McCaleb.169 Tucker also testified that Williams gave Tucker her personal phone number
to call in the event she needed anything.170 Even more importantly, Tucker testified that
she had no problems with the individuals in UPS management who were addressing her
concerns and situation.171 Tucker has offered no evidence showing that anyone in
management ever made a negative comment to her for filing her internal complaints
Burlington Northern and Santa Fe Ry. Co. v. White, 548 U.S. 53, 68 (2006).
Doc. 33-2, pp. 89-91.
Doc. 24-2, p. 19.
Doc. 24-1, p. 5 (Tucker testified that she had “[n]o major problems” with Shraya Williams); p. 12 (Tucker
testified that she never had any problems with her supervisors, Collins or Letherman); p. 20 (Tucker also
testified that she had a “good relationship” with Edwards, and that she had no problems with him).
against McCaleb.172 For these reasons, and those additional reasons set forth in UPS’s
memorandum in support of summary judgment and its reply brief, the Court finds that
Tucker has failed to demonstrate that a genuine dispute of fact exists as to whether UPS’
actions were taken because of Tucker’s participation in protected activity. Accordingly,
Tucker’s retaliation claim must fail.

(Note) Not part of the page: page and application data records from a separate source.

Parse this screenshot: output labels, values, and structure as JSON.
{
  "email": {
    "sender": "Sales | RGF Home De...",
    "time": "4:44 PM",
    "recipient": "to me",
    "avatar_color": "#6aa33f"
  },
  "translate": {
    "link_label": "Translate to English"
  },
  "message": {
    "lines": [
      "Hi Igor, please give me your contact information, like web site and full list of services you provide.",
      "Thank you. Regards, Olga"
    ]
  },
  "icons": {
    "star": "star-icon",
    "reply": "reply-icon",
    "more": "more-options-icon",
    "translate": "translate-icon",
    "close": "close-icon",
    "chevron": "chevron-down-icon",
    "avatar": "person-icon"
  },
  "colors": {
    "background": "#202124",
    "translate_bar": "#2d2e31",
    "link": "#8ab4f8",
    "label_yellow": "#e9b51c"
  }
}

Considering that the Court has found that all of Tucker’s claims must fail on
summary judgment, Tucker is not entitled to punitive damages under Title VII.173
Accordingly, the foregoing reasons, the Motion for Summary Judgment174 filed by
Defendant United Parcel Service, Inc., is hereby GRANTED and Plaintiff Shelita Tucker’s
federal and state claims of sexual harassment, retaliation, and constructive discharge are
hereby dismissed with prejudice.
Signed in Baton Rouge, Louisiana, on June 15, 2017
JUDGE JAMES J. BRADY
UNITED STATES DISTRICT COURT
MIDDLE DISTRICT OF LOUISIANA
The evidence in the record seems to indicate that no one ever made any negative comments to her for
bringing her complaints against McCaleb. See Doc. 24-3, p. 9 (Tucker testified that drivers would come up
to her and let her know that they supported her and to see how she was doing).
Carpenter v. Miss. Valley State Univ., 807 F.Supp.2d 570, 598 (N.D. Miss. 2011)( “A plaintiff who
prevails on his Title VII claim may recover punitive damages if he makes the required showing.”)
Disclaimer: Justia Dockets & Filings provides public litigation records from the federal appellate and district courts. These filings and docket sheets should not be considered findings of fact or liability, nor do they necessarily reflect the view of Justia.
Why Is My Information Online?